‘That’s impossible!’ I spluttered in anger. ‘You’re pushing me too hard!’ Hilven held his stomach in glee. Taking confidence from his complete lack of concern, I told myself that I wouldn’t die and I didn’t need air. I headed back down, this time keeping a steady direction with minimal thinking. Down, down, down. Down. Down. Oh my god! It’s working! Suddenly, I was in my own Zero to Hero movie and my life arc was peaking OUT. Spotting a sleepy fish in my euphoria, I carefully cocked the speargun so it didn’t backfire into my crotch – one thing Hilven had warned me about. My head screamed in silent excitement when I hit it. I pushed to the water’s surface with my tiny fish, yelping ‘I CAN FEED MYSELF!’ Hilven found my euphoria just as hilarious as my neardrowning. The underwater world is a baptism of fire.


Our spearfishing harvest is what brings us to the abandoned cove, to cook our catches. But after filming our Insta-Live, the glint in Hilven fades for a moment. He tells me he’s going off fish and just wants to eat spaghetti. Although I’ve seen him rule the ocean today, I’m reminded that Hilven is at home, not in paradise. Watching him freedive through cathedrals of sunlit water might look staggeringly spiritual, but it’s also an act of survival. Just like me, Hilven longs for access to new worlds. He wants to meet his favourite actor in Manila, to cook in urban hotels, to go to school. Knowing I can’t promise him any of this, I distract Hilven with comments from today’s Island Cooking episode. I groan as endless exclamations of how much everyone loves Chef Hilven fill my screen. He knocks me out with another single sentence: ‘I can’t believe foreigners care about me.’ The sun dips to a gluey amber as he pours salt from a shell over our meal. ‘Wow. It feels so good to be appreciated!’ My mind floats uncomfortably in what he’s said, but Hilven breaks into a proud toothy smile, proffering his handmade bamboo spoon to serve our food. This young Tagbanua lives off the gifts of his island. Problems pass across his mind, like shifting clouds, and he goes on living.

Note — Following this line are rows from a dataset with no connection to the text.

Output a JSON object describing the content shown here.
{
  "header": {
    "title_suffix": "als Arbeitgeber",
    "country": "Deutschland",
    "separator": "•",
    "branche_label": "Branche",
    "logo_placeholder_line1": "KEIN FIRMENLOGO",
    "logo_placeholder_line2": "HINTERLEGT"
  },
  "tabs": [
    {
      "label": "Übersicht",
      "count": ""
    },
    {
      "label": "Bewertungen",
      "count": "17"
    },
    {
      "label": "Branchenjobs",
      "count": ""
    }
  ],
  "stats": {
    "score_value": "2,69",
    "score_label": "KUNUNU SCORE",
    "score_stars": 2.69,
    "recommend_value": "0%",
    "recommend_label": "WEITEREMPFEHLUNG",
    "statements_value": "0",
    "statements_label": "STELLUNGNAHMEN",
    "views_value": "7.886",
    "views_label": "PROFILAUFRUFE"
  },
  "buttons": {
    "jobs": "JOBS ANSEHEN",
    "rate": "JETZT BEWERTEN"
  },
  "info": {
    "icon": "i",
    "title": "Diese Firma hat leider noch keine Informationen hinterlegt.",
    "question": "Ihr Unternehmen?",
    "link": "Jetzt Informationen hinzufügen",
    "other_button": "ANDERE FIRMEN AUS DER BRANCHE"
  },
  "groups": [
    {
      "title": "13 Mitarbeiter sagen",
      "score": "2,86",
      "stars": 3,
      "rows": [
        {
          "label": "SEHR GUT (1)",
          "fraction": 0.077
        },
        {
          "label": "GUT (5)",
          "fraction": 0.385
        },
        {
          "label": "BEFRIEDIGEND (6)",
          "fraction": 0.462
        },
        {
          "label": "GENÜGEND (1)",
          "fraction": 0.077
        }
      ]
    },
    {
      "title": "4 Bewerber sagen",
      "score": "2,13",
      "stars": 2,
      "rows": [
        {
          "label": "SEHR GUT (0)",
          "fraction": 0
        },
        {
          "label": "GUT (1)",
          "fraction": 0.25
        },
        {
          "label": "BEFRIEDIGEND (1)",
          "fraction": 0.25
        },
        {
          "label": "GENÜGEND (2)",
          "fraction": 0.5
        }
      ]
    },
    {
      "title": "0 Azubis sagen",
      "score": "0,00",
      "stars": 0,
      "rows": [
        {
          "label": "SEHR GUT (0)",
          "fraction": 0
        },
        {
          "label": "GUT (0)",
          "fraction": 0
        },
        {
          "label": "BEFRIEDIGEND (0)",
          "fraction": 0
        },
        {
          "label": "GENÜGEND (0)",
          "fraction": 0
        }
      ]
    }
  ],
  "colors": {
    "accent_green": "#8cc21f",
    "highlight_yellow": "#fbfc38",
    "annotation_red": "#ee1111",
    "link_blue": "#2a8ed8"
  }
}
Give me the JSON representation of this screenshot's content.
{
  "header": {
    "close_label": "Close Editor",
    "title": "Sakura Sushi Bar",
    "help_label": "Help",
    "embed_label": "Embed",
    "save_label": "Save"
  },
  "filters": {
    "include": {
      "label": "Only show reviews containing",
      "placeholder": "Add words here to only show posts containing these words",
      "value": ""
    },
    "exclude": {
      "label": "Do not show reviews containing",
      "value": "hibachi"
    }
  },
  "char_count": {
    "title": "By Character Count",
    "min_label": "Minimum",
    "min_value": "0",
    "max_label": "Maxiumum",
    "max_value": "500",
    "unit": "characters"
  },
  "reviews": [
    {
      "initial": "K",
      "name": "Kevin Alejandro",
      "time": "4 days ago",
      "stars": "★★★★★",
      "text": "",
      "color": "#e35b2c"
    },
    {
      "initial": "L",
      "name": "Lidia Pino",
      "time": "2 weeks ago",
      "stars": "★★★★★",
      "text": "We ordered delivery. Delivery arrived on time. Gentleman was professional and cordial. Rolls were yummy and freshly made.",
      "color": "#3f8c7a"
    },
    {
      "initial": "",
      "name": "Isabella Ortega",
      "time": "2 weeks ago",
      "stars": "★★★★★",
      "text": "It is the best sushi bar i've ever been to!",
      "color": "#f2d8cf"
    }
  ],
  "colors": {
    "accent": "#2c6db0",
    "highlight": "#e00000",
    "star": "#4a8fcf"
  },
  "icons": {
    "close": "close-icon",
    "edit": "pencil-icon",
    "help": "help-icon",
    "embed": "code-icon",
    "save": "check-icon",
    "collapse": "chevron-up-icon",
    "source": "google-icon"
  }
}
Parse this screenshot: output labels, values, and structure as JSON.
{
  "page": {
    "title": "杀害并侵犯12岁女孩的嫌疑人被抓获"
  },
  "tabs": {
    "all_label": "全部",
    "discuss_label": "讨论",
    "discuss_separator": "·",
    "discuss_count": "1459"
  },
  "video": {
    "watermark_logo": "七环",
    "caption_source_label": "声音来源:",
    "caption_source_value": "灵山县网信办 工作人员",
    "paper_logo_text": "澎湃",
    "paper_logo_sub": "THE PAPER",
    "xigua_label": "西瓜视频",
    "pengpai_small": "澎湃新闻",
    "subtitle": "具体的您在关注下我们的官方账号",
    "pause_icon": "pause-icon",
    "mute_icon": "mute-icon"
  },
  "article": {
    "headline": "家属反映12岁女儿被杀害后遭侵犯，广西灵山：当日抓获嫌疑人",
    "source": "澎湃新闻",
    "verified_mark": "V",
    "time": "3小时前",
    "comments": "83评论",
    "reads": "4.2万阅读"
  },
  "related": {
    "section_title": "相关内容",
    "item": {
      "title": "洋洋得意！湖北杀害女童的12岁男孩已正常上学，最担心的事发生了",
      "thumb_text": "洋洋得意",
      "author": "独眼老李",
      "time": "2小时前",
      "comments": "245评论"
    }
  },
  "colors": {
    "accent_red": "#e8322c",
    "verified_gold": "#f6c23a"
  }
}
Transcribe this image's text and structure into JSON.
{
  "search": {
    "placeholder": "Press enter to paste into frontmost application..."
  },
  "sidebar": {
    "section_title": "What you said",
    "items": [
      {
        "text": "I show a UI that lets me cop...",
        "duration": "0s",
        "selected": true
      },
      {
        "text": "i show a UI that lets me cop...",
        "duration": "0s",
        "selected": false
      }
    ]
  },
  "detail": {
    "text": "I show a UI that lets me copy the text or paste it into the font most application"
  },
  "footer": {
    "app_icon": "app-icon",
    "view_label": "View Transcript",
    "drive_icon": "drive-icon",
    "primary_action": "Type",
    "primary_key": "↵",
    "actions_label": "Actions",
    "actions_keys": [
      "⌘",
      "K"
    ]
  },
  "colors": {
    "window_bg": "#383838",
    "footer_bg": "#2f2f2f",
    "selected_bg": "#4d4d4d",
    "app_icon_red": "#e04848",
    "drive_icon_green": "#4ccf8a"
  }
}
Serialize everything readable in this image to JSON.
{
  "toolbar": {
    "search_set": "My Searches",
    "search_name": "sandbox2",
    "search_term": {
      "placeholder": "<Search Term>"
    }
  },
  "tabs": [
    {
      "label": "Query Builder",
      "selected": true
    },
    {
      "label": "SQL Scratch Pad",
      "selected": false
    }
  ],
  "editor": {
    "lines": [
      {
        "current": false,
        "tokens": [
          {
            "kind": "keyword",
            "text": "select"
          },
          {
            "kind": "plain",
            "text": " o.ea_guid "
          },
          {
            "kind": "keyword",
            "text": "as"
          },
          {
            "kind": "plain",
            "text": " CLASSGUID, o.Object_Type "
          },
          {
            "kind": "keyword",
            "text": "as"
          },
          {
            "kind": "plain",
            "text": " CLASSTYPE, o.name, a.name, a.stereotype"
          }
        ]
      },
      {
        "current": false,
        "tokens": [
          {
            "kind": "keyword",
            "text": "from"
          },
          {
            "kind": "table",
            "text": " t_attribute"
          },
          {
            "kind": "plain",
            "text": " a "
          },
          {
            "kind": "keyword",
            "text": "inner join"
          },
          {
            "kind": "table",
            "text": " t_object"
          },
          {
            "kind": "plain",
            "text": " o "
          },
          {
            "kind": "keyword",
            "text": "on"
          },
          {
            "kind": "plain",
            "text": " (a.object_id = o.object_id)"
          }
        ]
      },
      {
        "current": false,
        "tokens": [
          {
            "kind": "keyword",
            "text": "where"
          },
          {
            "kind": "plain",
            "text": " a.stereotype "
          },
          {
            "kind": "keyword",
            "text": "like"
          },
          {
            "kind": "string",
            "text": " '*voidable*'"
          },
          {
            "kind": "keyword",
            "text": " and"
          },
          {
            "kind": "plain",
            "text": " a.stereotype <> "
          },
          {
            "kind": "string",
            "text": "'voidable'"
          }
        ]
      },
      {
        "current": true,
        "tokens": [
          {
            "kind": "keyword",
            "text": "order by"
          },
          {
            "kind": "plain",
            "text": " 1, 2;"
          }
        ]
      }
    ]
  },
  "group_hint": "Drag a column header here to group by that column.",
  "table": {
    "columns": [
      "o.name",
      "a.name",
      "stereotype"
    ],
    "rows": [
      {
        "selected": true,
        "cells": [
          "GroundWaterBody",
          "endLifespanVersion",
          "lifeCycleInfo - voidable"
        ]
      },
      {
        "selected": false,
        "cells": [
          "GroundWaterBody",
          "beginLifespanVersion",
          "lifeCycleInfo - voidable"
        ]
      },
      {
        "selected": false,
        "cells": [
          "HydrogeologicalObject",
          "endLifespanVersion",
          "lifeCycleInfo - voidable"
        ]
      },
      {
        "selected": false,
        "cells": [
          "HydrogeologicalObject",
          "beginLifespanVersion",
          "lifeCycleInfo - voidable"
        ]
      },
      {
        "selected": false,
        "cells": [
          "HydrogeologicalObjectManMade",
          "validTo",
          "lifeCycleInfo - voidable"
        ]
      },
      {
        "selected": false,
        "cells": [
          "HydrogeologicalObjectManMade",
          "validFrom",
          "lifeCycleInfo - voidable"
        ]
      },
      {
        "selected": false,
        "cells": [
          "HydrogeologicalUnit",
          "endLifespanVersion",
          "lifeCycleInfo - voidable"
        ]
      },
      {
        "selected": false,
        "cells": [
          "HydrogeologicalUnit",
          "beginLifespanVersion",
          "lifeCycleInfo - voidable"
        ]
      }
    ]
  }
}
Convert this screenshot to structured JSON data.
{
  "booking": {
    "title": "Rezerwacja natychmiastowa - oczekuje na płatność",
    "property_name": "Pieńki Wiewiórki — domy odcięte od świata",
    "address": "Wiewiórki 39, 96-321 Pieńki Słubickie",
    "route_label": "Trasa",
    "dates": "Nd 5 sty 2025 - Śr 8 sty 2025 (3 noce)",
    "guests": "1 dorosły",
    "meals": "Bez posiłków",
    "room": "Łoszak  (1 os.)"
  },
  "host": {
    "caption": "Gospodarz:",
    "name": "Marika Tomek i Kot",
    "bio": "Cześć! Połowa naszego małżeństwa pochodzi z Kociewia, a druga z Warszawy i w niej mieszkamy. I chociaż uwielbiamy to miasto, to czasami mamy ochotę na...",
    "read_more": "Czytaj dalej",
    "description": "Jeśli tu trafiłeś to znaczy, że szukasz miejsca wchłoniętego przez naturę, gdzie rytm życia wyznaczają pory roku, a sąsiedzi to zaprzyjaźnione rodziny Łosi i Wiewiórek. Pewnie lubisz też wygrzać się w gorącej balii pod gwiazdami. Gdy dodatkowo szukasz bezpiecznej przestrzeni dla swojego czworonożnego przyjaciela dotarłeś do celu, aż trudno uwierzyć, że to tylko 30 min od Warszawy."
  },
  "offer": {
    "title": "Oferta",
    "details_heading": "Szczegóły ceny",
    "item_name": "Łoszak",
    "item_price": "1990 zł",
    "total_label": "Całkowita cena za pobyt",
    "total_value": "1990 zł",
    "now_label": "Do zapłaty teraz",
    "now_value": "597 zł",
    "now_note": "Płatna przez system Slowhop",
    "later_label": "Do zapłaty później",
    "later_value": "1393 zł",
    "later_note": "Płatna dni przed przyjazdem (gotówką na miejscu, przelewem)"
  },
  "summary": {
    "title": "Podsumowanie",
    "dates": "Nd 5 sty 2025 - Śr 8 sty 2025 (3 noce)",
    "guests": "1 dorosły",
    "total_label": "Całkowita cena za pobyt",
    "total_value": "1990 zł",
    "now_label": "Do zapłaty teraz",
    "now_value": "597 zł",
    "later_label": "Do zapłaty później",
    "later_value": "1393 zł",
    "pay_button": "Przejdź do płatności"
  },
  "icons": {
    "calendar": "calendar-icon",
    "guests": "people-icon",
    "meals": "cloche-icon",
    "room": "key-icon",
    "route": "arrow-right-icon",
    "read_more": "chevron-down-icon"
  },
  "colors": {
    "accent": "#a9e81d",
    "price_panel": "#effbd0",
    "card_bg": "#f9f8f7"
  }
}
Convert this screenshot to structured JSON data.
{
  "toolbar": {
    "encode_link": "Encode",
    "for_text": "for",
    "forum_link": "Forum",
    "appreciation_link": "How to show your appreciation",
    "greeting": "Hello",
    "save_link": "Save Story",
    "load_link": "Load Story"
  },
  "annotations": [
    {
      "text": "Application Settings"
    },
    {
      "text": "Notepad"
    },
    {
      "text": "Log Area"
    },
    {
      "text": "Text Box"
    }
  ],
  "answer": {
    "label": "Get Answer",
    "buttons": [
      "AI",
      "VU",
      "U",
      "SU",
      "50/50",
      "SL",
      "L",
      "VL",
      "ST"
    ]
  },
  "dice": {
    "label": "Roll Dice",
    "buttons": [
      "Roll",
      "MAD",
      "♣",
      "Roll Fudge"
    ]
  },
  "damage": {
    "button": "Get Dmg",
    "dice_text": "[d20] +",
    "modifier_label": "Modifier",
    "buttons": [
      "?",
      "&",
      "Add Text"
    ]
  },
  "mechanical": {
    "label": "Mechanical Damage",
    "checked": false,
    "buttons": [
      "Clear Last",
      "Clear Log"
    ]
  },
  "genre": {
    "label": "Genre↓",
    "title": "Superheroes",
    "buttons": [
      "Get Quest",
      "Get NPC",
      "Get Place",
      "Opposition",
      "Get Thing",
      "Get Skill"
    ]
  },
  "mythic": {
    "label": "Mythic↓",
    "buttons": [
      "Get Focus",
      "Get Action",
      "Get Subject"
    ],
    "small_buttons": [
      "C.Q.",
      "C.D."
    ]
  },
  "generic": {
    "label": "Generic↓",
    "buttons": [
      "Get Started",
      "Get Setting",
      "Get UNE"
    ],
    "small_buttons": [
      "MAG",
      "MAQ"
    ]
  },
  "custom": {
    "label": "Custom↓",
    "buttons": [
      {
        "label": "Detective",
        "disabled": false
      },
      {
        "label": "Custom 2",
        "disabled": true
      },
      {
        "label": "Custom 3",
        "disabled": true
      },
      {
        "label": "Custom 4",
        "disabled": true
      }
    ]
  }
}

First published in Sidetracked Volume 21

Story & Photography by Terence Ver Angsioco// @terencever //
Written by Megan Brownrigg // @brownriggmegan